VentureBeat: It seems like this becomes very strategic, every now and then. What you did at Apple helped give them independence from the chip vendors in a lot of ways. That seems like it helped them go more vertical and retain more of the profit in their business.
Keller: That was Steve Jobs’ idea, not mine. I’m a computer architect. When I was invited to work there, it was like, “Well, what am I going to work on?” They said, “That’s a secret.” So I hardly had an idea about that idea. Oddly enough, when I was there I worked with Intel on a couple of the Mac products, and that was interesting too. I’m the product guy.
VentureBeat: The notion that the big system companies can and should design their own chips, what do you generally think of that? Compared to the notion that chip-makers like Intel can supply that.

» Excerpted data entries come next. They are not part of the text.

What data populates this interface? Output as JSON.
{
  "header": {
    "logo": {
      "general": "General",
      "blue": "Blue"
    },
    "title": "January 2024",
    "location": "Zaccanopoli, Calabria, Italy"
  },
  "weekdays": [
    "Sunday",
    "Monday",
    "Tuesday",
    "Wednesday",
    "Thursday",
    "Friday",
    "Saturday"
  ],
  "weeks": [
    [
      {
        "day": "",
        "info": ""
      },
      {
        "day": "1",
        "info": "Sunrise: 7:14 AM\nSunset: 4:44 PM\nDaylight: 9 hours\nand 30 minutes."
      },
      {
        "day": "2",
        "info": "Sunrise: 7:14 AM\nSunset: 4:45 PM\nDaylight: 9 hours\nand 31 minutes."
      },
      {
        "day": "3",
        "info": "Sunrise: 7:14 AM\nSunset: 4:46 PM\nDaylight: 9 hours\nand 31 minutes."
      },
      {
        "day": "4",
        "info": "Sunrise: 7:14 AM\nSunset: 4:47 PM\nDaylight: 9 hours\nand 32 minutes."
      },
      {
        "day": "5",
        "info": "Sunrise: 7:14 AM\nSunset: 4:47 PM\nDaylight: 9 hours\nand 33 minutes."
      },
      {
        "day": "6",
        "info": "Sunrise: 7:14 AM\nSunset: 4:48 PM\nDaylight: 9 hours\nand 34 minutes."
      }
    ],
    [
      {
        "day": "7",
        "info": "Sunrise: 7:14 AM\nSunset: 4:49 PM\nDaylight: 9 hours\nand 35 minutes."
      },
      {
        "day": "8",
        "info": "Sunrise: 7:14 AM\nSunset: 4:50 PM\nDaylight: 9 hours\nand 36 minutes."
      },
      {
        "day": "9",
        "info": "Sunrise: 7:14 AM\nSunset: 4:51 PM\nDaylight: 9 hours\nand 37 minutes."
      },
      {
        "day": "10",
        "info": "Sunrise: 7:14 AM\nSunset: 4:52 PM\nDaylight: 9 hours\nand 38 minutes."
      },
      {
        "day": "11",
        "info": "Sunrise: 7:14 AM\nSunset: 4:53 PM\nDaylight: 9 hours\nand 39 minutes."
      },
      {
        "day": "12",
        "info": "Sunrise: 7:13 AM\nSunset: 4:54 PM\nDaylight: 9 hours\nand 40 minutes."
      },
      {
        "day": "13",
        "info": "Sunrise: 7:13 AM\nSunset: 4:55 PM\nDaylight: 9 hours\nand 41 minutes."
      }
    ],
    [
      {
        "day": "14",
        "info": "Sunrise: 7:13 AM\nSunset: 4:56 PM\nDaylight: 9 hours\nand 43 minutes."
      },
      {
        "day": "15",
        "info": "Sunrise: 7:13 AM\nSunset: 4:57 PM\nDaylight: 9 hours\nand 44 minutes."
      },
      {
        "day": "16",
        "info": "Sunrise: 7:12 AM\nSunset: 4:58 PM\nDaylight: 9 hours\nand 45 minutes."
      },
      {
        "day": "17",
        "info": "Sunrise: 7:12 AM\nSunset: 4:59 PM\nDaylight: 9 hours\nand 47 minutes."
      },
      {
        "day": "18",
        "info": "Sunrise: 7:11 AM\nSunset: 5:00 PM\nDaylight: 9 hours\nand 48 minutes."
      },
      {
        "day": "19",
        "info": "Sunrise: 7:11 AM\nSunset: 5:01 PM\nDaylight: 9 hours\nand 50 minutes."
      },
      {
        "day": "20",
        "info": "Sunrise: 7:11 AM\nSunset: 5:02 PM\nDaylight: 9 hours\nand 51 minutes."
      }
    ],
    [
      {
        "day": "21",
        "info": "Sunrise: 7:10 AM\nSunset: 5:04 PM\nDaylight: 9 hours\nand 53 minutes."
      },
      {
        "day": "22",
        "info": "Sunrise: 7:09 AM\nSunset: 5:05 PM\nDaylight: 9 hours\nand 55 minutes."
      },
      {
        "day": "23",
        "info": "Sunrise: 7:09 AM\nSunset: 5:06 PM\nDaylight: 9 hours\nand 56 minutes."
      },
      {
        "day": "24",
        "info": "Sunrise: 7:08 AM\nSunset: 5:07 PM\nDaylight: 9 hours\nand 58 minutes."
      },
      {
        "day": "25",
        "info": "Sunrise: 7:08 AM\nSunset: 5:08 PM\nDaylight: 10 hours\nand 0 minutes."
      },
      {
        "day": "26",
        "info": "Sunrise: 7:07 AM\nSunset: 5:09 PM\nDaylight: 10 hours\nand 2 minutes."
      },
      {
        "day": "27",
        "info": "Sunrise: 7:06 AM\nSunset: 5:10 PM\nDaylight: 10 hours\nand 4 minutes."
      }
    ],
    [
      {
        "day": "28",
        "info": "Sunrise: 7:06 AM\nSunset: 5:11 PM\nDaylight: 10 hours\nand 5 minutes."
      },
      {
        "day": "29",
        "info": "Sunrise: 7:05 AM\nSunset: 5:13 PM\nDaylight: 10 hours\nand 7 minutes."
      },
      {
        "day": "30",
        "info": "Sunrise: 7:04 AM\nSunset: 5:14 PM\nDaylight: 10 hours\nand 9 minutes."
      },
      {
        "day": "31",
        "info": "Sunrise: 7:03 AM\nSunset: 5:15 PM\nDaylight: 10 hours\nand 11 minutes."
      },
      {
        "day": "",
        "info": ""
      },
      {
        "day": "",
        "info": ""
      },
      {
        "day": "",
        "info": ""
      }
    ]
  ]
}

Keller: I’ve been in this business long enough to see both verticalization and horizontalization. The pendulum swings back and forth. It’ll continue to swing. There are different reasons for it at different times. We’re at a couple of inflection points in terms of technology change. Mobile is still running through the industry, low power. The expansion of cloud has been amazing. We’re in an AI revolution, if you go count the startups in that space.
Whenever you have inflection points, things move around a bit, but then there’s constant — foundries are really hard. High-end processor design is really hard. Bringing the components together to make a processor that’s really differentiated and really valuable is hard. If you look at the semiconductor market today, it’s continuing to grow on the top line. The pieces in the middle are moving around a bit. Some of it’s standard products from big companies and some of it’s customized silicon in-house. The mix of that has changed several times in the last three years, but the stability of — the super-hard problems tend to be designed by people who are experts at it.